Work order | Copy all the records exactly; the complete set is the expected result.

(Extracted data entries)
+---+

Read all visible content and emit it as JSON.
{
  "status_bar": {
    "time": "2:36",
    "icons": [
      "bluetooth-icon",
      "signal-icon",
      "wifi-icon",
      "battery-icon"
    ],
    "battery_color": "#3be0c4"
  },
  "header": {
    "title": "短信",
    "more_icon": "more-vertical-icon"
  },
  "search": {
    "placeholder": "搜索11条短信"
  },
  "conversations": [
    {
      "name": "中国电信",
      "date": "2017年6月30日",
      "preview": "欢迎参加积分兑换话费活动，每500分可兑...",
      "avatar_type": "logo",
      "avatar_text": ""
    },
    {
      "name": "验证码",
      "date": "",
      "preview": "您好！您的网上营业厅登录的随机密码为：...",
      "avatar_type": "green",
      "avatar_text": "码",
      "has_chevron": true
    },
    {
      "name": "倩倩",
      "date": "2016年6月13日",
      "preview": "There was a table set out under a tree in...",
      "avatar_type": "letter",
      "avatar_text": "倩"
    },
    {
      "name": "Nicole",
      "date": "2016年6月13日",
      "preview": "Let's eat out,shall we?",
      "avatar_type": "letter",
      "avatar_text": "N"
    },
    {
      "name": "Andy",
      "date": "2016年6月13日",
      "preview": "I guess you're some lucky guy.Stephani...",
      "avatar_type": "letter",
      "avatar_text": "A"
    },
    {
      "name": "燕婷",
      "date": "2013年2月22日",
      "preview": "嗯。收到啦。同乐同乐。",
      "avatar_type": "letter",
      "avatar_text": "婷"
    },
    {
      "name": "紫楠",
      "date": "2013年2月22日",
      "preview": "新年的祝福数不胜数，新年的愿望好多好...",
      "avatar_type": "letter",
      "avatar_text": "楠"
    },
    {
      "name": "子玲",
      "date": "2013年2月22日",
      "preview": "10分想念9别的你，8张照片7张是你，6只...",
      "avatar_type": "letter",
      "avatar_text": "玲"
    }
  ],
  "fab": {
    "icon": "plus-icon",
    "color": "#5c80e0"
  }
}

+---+

Result |
Read all visible content and emit it as JSON.
{
  "status_bar": {
    "time": "2:36",
    "icons": [
      "bluetooth-icon",
      "signal-icon",
      "wifi-icon",
      "battery-icon"
    ],
    "battery_color": "#3be0c4"
  },
  "header": {
    "title": "短信",
    "more_icon": "more-vertical-icon"
  },
  "search": {
    "placeholder": "搜索11条短信"
  },
  "conversations": [
    {
      "name": "中国电信",
      "date": "2017年6月30日",
      "preview": "欢迎参加积分兑换话费活动，每500分可兑...",
      "avatar_type": "logo",
      "avatar_text": ""
    },
    {
      "name": "验证码",
      "date": "",
      "preview": "您好！您的网上营业厅登录的随机密码为：...",
      "avatar_type": "green",
      "avatar_text": "码",
      "has_chevron": true
    },
    {
      "name": "倩倩",
      "date": "2016年6月13日",
      "preview": "There was a table set out under a tree in...",
      "avatar_type": "letter",
      "avatar_text": "倩"
    },
    {
      "name": "Nicole",
      "date": "2016年6月13日",
      "preview": "Let's eat out,shall we?",
      "avatar_type": "letter",
      "avatar_text": "N"
    },
    {
      "name": "Andy",
      "date": "2016年6月13日",
      "preview": "I guess you're some lucky guy.Stephani...",
      "avatar_type": "letter",
      "avatar_text": "A"
    },
    {
      "name": "燕婷",
      "date": "2013年2月22日",
      "preview": "嗯。收到啦。同乐同乐。",
      "avatar_type": "letter",
      "avatar_text": "婷"
    },
    {
      "name": "紫楠",
      "date": "2013年2月22日",
      "preview": "新年的祝福数不胜数，新年的愿望好多好...",
      "avatar_type": "letter",
      "avatar_text": "楠"
    },
    {
      "name": "子玲",
      "date": "2013年2月22日",
      "preview": "10分想念9别的你，8张照片7张是你，6只...",
      "avatar_type": "letter",
      "avatar_text": "玲"
    }
  ],
  "fab": {
    "icon": "plus-icon",
    "color": "#5c80e0"
  }
}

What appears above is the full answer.